Manager of Teen Programs
Last fall, I dabbled in cake decorating, and spent a semester at El Centro College’s Food & Hospitality Service Institute learning how to pipe borders and figures, carve cake, finagle fondant, and sweet-talk gum paste from local cake whiz Chef Chris Miller. As I brought my cakes into the office to share—a girl can only eat so many frosted confections on her own!—I couldn’t help but think of connections to artworks at the Museum.
Below are cake creations and their DMA artwork doppelgangers.
And one lone cake sans DMA connection, that looks an awful lot like this Tom Friedman sculpture.
Manager of Go van Gogh and Community Teaching Programs
At the beginning of March, Angela Medrano and I had the privilege to attend the National Art Education Association (NAEA) Annual Conference. While this conference is geared towards a variety of art educators, including elementary, middle, and high school teachers, professors and university students, and museum educators, the Museum Education Division holds a preconference on art museum education.
This year the preconference focused on Diversity and Inclusion in the field and the day was kicked off with a keynote presentation by Dr. Marit Dewhurst, Director of Art Education at City College of New York, and Keonna Hendrick, Cultural Strategist, Educator, and Consultant. Their talk gave an overview of issues of race and racism in the context of museums, defined shared terms to clarify meaning, and established structures for having conversations and creating brave spaces (as opposed to safe spaces) that promote dialogue and discussion.
Whether you are a museum educator, classroom teacher, or home school instructor, Dewhurst and Hendrick’s message is a relevant and important one. Want to hear more? Experience their whole presentation here.

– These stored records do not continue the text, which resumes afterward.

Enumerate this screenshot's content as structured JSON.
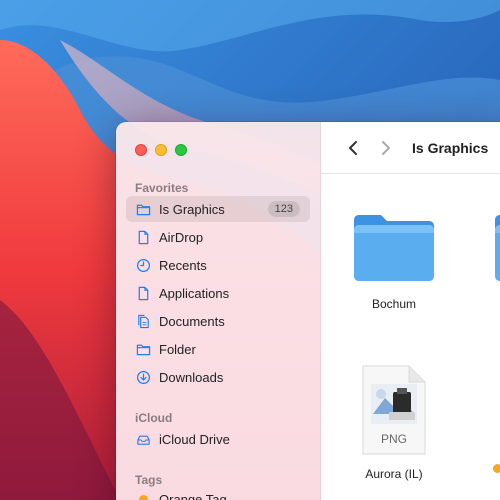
{
  "window": {
    "title": "Is Graphics"
  },
  "sidebar": {
    "favorites_label": "Favorites",
    "items": [
      {
        "label": "Is Graphics",
        "badge": "123",
        "icon": "folder-icon",
        "selected": true
      },
      {
        "label": "AirDrop",
        "icon": "document-icon"
      },
      {
        "label": "Recents",
        "icon": "clock-icon"
      },
      {
        "label": "Applications",
        "icon": "document-icon"
      },
      {
        "label": "Documents",
        "icon": "documents-icon"
      },
      {
        "label": "Folder",
        "icon": "folder-icon"
      },
      {
        "label": "Downloads",
        "icon": "download-icon"
      }
    ],
    "icloud_label": "iCloud",
    "icloud_items": [
      {
        "label": "iCloud Drive",
        "icon": "cloud-drive-icon"
      }
    ],
    "tags_label": "Tags",
    "tag_items": [
      {
        "label": "Orange Tag",
        "color": "#f5a623"
      }
    ]
  },
  "files": [
    {
      "name": "Bochum",
      "kind": "folder"
    },
    {
      "name": "Aurora (IL)",
      "kind": "png",
      "badge_text": "PNG"
    }
  ],
  "colors": {
    "accent": "#1e7ef7",
    "folder": "#5aaef0",
    "tag_orange": "#f5a623"
  }
}
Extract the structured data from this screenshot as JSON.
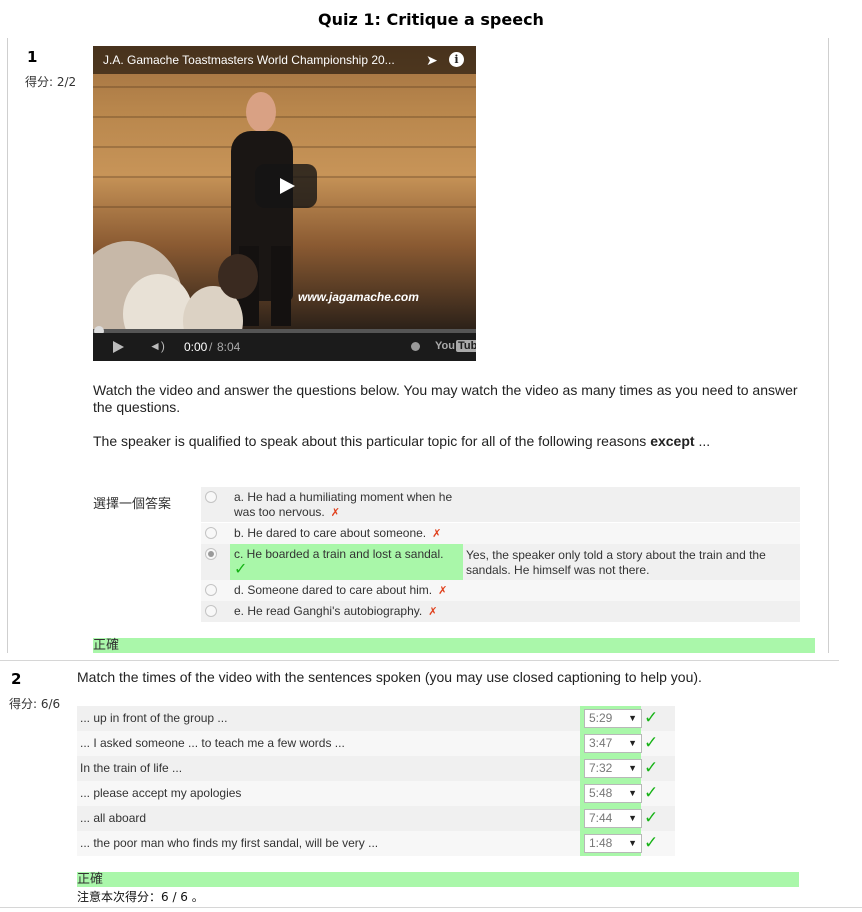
{
  "title": "Quiz 1: Critique a speech",
  "q1": {
    "number": "1",
    "grade": "得分: 2/2",
    "video": {
      "title": "J.A. Gamache Toastmasters World Championship 20...",
      "watermark": "www.jagamache.com",
      "time_current": "0:00",
      "time_sep": "/",
      "time_duration": "8:04",
      "progress": 0.0,
      "brand": "You",
      "brand_box": "Tube",
      "icons": [
        "share-icon",
        "info-icon",
        "play-icon",
        "volume-icon",
        "clock-icon",
        "youtube-logo"
      ]
    },
    "intro": "Watch the video and answer the questions below. You may watch the video as many times as you need to answer the questions.",
    "question_pre": "The speaker is qualified to speak about this particular topic for all of the following reasons",
    "question_bold": "except",
    "question_post": "...",
    "choose_label": "選擇一個答案",
    "options": [
      {
        "label": "a. He had a humiliating moment when he was too nervous.",
        "mark": "✗"
      },
      {
        "label": "b. He dared to care about someone.",
        "mark": "✗"
      },
      {
        "label": "c. He boarded a train and lost a sandal.",
        "mark": "✓",
        "feedback": "Yes, the speaker only told a story about the train and the sandals. He himself was not there."
      },
      {
        "label": "d. Someone dared to care about him.",
        "mark": "✗"
      },
      {
        "label": "e. He read Ganghi's autobiography.",
        "mark": "✗"
      }
    ],
    "selected": 2,
    "result": "正確"
  },
  "q2": {
    "number": "2",
    "grade": "得分: 6/6",
    "prompt": "Match the times of the video with the sentences spoken (you may use closed captioning to help you).",
    "rows": [
      {
        "text": "... up in front of the group ...",
        "value": "5:29",
        "mark": "✓"
      },
      {
        "text": "... I asked someone ... to teach me a few words ...",
        "value": "3:47",
        "mark": "✓"
      },
      {
        "text": "In the train of life ...",
        "value": "7:32",
        "mark": "✓"
      },
      {
        "text": "... please accept my apologies",
        "value": "5:48",
        "mark": "✓"
      },
      {
        "text": "... all aboard",
        "value": "7:44",
        "mark": "✓"
      },
      {
        "text": "... the poor man who finds my first sandal, will be very ...",
        "value": "1:48",
        "mark": "✓"
      }
    ],
    "select_arrow": "▼",
    "result": "正確",
    "score_note": "注意本次得分：6 / 6 。"
  },
  "colors": {
    "correct_bg": "#aaf7aa",
    "check": "#17b317",
    "cross": "#e0401c"
  }
}
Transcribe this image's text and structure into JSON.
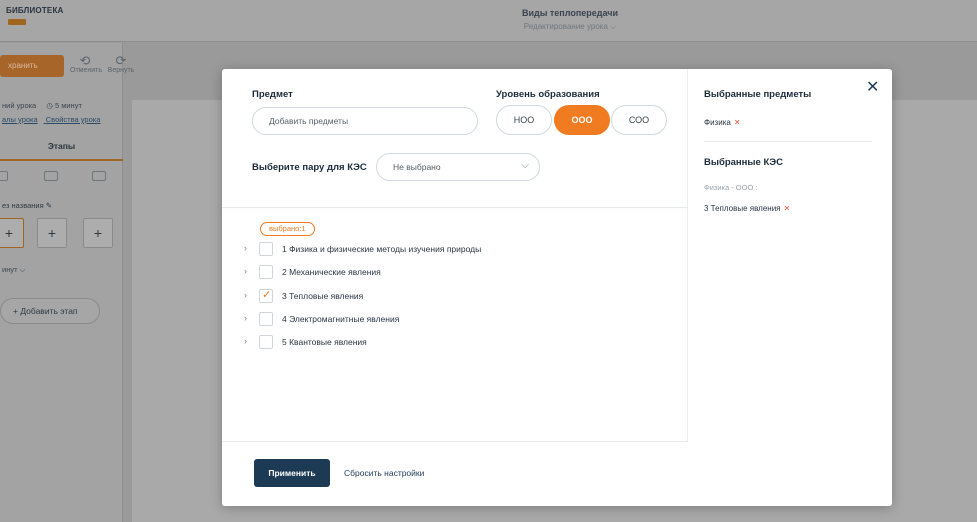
{
  "app": {
    "logo": "БИБЛИОТЕКА",
    "title": "Виды теплопередачи",
    "subtitle": "Редактирование урока ⌵"
  },
  "sidebar": {
    "save_label": "хранить",
    "undo_label": "Отменить",
    "redo_label": "Вернуть",
    "lesson_scenario": "ний урока",
    "duration": "◷ 5 минут",
    "link_materials": "алы урока",
    "link_properties": "Свойства урока",
    "stages_tab": "Этапы",
    "untitled_stage": "ез названия ✎",
    "minutes": "инут ⌵",
    "add_stage": "+ Добавить этап"
  },
  "modal": {
    "subject_label": "Предмет",
    "subject_placeholder": "Добавить предметы",
    "level_label": "Уровень образования",
    "levels": [
      {
        "label": "НОО",
        "active": false
      },
      {
        "label": "ООО",
        "active": true
      },
      {
        "label": "СОО",
        "active": false
      }
    ],
    "pair_label": "Выберите пару для КЭС",
    "pair_value": "Не выбрано",
    "selected_badge": "выбрано:1",
    "tree": [
      {
        "label": "1 Физика и физические методы изучения природы",
        "checked": false
      },
      {
        "label": "2 Механические явления",
        "checked": false
      },
      {
        "label": "3 Тепловые явления",
        "checked": true
      },
      {
        "label": "4 Электромагнитные явления",
        "checked": false
      },
      {
        "label": "5 Квантовые явления",
        "checked": false
      }
    ],
    "apply_label": "Применить",
    "reset_label": "Сбросить настройки",
    "close_icon": "✕"
  },
  "summary": {
    "subjects_heading": "Выбранные предметы",
    "subject_chip": "Физика",
    "kes_heading": "Выбранные КЭС",
    "kes_group": "Физика - ООО :",
    "kes_chip": "3 Тепловые явления",
    "remove_symbol": "✕"
  },
  "colors": {
    "accent": "#f07b21",
    "primary": "#1d3a55",
    "remove": "#e8553f"
  }
}
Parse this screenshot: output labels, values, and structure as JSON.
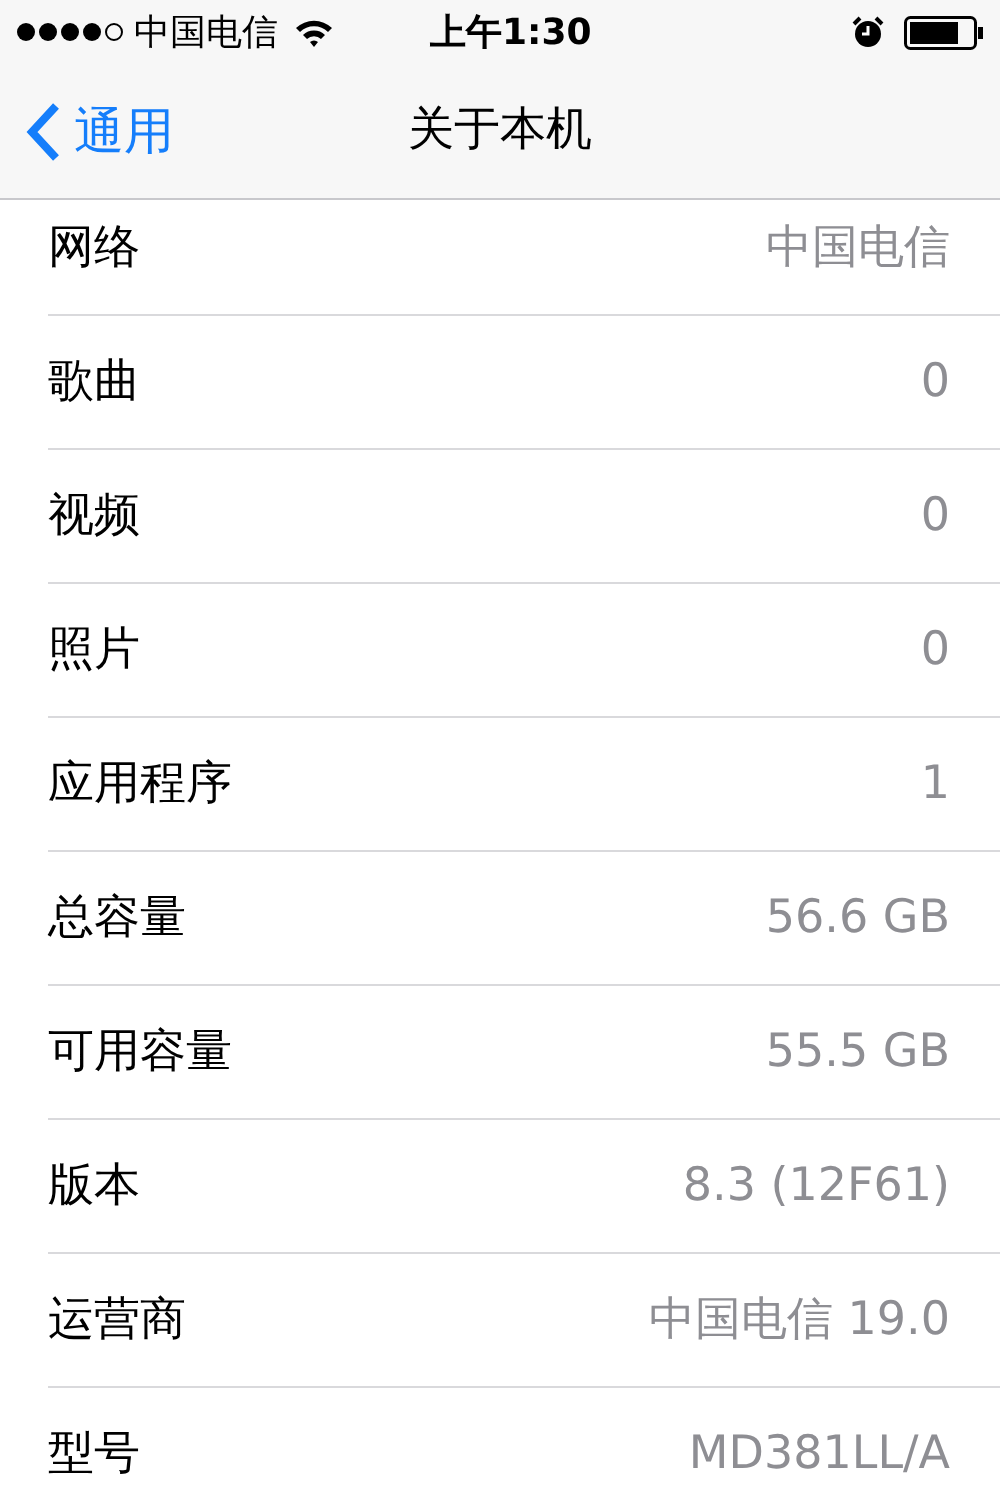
{
  "status_bar": {
    "carrier": "中国电信",
    "time": "上午1:30"
  },
  "nav_bar": {
    "back": "通用",
    "title": "关于本机"
  },
  "rows": [
    {
      "label": "网络",
      "value": "中国电信"
    },
    {
      "label": "歌曲",
      "value": "0"
    },
    {
      "label": "视频",
      "value": "0"
    },
    {
      "label": "照片",
      "value": "0"
    },
    {
      "label": "应用程序",
      "value": "1"
    },
    {
      "label": "总容量",
      "value": "56.6 GB"
    },
    {
      "label": "可用容量",
      "value": "55.5 GB"
    },
    {
      "label": "版本",
      "value": "8.3 (12F61)"
    },
    {
      "label": "运营商",
      "value": "中国电信 19.0"
    },
    {
      "label": "型号",
      "value": "MD381LL/A"
    }
  ]
}
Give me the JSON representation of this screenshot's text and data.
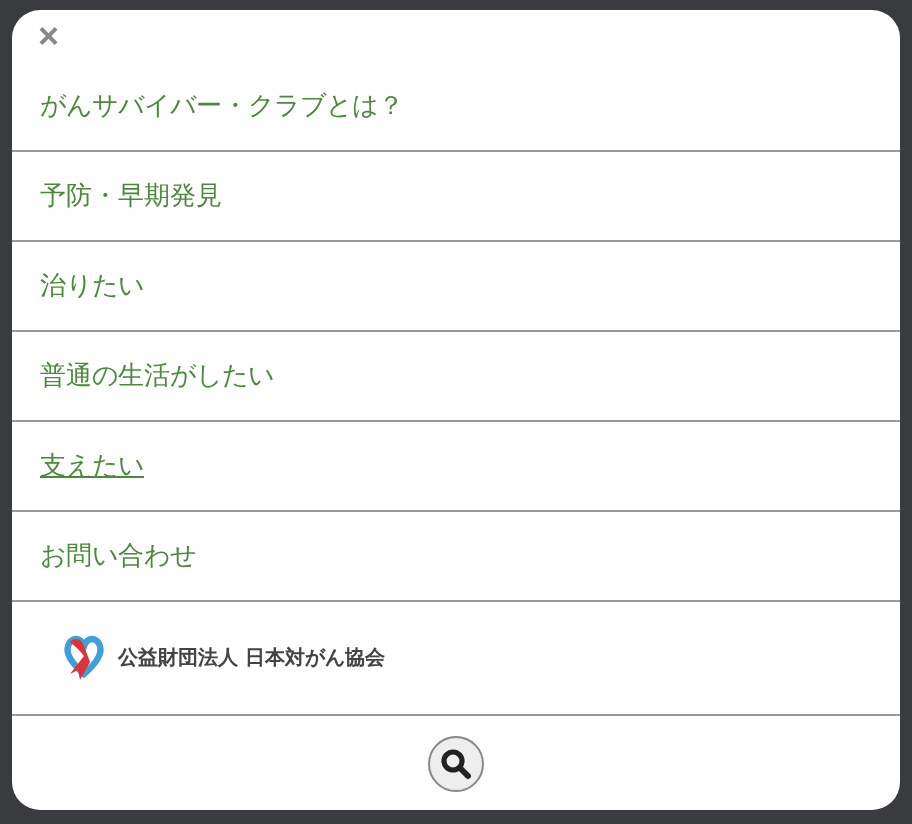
{
  "close_button": {
    "label": "×"
  },
  "menu_items": [
    {
      "label": "がんサバイバー・クラブとは？",
      "hovered": false
    },
    {
      "label": "予防・早期発見",
      "hovered": false
    },
    {
      "label": "治りたい",
      "hovered": false
    },
    {
      "label": "普通の生活がしたい",
      "hovered": false
    },
    {
      "label": "支えたい",
      "hovered": true
    },
    {
      "label": "お問い合わせ",
      "hovered": false
    }
  ],
  "organization": {
    "name": "公益財団法人 日本対がん協会"
  }
}
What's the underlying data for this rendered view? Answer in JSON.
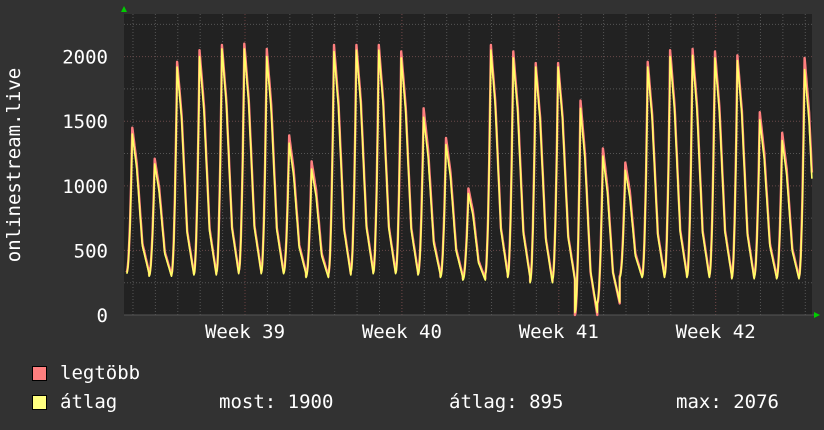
{
  "chart_data": {
    "type": "line",
    "title": "",
    "ylabel": "onlinestream.live",
    "xlabel": "",
    "ylim": [
      0,
      2330
    ],
    "yticks": [
      0,
      500,
      1000,
      1500,
      2000
    ],
    "ytick_labels": [
      "0",
      "500",
      "1000",
      "1500",
      "2000"
    ],
    "xtick_labels": [
      "Week 39",
      "Week 40",
      "Week 41",
      "Week 42"
    ],
    "xtick_days": [
      5.4,
      12.4,
      19.4,
      26.4
    ],
    "x_days_span": 30.7,
    "grid": true,
    "series": [
      {
        "name": "legtöbb",
        "color": "#ff7f7f",
        "daily_peaks": [
          1450,
          1210,
          1960,
          2050,
          2090,
          2100,
          2060,
          1390,
          1190,
          2090,
          2090,
          2090,
          2040,
          1600,
          1370,
          980,
          2090,
          2040,
          1950,
          1950,
          1660,
          1290,
          1180,
          1960,
          2050,
          2060,
          2040,
          2010,
          1570,
          1410,
          1990
        ],
        "daily_troughs": [
          330,
          310,
          320,
          320,
          330,
          340,
          330,
          330,
          300,
          320,
          340,
          330,
          330,
          320,
          300,
          280,
          320,
          300,
          260,
          280,
          0,
          90,
          300,
          300,
          310,
          300,
          310,
          290,
          300,
          290,
          300
        ]
      },
      {
        "name": "átlag",
        "color": "#ffff66",
        "daily_peaks": [
          1400,
          1170,
          1920,
          2000,
          2060,
          2060,
          2000,
          1330,
          1130,
          2040,
          2050,
          2050,
          1990,
          1530,
          1320,
          940,
          2050,
          1990,
          1920,
          1920,
          1600,
          1230,
          1120,
          1920,
          2000,
          2010,
          1990,
          1970,
          1510,
          1350,
          1900
        ],
        "daily_troughs": [
          320,
          300,
          310,
          310,
          320,
          330,
          320,
          320,
          290,
          310,
          330,
          320,
          320,
          310,
          290,
          270,
          310,
          290,
          250,
          270,
          20,
          100,
          290,
          290,
          300,
          290,
          300,
          280,
          290,
          280,
          290
        ]
      }
    ],
    "legend": {
      "max_label": "legtöbb",
      "avg_label": "átlag",
      "now": "most: 1900",
      "average": "átlag: 895",
      "maximum": "max: 2076"
    }
  }
}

Manager of Gallery Interpretation and the Center for Creative Connections